>>>

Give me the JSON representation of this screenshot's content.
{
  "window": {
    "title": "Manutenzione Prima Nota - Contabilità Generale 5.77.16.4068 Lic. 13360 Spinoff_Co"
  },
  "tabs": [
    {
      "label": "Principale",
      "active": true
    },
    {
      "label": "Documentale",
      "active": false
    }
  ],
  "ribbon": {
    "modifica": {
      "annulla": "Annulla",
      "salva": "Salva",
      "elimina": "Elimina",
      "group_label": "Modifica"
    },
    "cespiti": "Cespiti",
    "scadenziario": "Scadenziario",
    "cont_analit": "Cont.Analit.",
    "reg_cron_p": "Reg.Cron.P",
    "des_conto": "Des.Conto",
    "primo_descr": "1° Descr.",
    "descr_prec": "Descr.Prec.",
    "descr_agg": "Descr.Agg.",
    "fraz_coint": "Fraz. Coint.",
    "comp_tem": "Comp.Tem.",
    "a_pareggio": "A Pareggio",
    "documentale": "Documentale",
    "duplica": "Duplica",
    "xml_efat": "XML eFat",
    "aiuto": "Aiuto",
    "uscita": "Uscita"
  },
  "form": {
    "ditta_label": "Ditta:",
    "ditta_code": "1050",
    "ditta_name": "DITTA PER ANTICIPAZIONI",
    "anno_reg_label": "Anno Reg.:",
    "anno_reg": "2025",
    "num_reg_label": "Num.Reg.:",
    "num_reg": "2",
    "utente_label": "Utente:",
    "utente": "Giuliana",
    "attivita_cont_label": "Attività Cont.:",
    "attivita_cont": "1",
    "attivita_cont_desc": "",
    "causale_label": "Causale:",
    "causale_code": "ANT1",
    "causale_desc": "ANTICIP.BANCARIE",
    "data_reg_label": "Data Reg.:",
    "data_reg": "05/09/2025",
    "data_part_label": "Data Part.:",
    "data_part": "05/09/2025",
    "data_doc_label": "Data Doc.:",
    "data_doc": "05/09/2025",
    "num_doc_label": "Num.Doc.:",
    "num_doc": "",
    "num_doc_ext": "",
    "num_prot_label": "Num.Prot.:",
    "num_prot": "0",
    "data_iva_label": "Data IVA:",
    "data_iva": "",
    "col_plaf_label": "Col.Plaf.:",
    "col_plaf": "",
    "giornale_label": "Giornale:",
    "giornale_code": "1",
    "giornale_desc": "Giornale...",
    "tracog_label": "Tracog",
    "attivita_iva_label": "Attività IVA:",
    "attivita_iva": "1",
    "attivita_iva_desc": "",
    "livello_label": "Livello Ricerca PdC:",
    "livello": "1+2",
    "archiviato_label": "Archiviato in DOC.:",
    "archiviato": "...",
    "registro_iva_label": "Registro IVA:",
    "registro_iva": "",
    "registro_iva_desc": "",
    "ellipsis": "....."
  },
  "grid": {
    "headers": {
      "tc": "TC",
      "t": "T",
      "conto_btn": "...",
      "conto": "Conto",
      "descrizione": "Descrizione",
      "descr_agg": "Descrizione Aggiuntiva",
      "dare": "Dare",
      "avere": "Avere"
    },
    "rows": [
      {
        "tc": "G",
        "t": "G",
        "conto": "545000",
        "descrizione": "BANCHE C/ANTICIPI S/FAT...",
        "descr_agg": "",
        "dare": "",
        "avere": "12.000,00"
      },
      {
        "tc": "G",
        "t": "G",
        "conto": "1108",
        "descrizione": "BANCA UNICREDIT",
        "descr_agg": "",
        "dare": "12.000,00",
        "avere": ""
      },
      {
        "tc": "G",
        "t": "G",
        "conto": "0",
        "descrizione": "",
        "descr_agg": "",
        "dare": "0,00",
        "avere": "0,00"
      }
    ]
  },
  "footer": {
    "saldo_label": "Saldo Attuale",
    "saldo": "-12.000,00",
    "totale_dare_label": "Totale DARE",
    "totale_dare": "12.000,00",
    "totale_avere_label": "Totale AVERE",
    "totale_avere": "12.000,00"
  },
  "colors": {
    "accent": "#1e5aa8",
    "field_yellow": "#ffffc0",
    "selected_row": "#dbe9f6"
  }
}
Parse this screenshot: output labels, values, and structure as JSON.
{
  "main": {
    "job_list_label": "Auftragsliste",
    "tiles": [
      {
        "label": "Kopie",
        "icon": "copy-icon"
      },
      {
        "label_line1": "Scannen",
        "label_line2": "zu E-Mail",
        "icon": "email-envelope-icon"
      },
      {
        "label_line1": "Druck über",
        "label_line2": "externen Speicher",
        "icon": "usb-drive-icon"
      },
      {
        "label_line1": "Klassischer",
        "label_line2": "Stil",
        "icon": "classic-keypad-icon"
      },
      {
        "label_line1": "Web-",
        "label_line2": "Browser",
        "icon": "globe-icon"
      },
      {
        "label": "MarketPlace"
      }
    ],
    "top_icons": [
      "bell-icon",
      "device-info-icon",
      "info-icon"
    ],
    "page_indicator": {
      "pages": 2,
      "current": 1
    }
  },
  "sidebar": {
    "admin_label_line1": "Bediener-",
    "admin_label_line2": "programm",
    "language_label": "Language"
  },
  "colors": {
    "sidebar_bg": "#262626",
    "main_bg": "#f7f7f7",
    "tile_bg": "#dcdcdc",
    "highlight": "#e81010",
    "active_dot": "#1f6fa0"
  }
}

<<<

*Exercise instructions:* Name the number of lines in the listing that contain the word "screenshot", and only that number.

*Answer to the problem:* 2